▸ WHAT THE EXERCISE ASKS
Among the records below, find the lines with the word "screenshot" and copy them.
[[ RECORDS SUPPLIED open ]]
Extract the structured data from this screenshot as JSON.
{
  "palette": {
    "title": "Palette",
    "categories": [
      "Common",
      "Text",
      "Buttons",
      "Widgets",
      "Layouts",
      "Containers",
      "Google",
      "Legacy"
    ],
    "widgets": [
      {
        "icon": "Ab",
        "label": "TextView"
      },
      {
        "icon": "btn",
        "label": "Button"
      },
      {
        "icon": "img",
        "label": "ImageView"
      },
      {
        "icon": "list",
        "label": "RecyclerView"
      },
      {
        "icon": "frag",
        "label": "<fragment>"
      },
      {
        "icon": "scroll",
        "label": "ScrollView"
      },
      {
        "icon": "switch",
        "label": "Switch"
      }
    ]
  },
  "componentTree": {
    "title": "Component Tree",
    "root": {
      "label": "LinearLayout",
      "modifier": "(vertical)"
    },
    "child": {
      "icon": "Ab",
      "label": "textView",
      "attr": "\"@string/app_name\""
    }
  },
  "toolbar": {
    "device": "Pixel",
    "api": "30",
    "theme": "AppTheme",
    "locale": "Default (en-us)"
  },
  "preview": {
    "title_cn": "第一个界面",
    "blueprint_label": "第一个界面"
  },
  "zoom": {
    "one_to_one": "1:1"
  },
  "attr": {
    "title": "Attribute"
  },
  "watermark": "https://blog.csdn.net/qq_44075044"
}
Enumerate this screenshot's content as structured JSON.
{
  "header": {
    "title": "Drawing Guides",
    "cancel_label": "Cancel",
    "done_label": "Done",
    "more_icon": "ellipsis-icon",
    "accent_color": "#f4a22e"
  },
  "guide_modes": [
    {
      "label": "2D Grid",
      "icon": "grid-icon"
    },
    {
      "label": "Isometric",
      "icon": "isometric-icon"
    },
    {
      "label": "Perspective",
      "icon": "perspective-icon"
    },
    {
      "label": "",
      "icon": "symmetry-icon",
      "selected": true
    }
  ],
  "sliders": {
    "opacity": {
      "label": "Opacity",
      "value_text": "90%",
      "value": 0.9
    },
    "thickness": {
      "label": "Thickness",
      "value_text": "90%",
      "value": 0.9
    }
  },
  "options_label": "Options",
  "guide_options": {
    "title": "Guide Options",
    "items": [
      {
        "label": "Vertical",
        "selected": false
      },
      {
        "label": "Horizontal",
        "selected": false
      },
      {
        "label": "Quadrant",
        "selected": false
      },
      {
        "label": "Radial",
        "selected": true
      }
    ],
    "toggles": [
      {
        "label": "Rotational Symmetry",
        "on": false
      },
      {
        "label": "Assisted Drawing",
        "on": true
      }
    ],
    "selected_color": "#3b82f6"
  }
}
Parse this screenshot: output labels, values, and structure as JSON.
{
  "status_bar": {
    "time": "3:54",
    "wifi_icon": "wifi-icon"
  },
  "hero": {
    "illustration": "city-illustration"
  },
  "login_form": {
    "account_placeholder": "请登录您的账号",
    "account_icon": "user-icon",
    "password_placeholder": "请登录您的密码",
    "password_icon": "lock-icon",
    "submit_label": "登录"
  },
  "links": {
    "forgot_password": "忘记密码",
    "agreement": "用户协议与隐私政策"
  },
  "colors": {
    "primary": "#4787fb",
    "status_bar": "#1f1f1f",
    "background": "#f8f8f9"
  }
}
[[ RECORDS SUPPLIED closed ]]
▸ YOUR RESPONSE
Extract the structured data from this screenshot as JSON.
Enumerate this screenshot's content as structured JSON.
Parse this screenshot: output labels, values, and structure as JSON.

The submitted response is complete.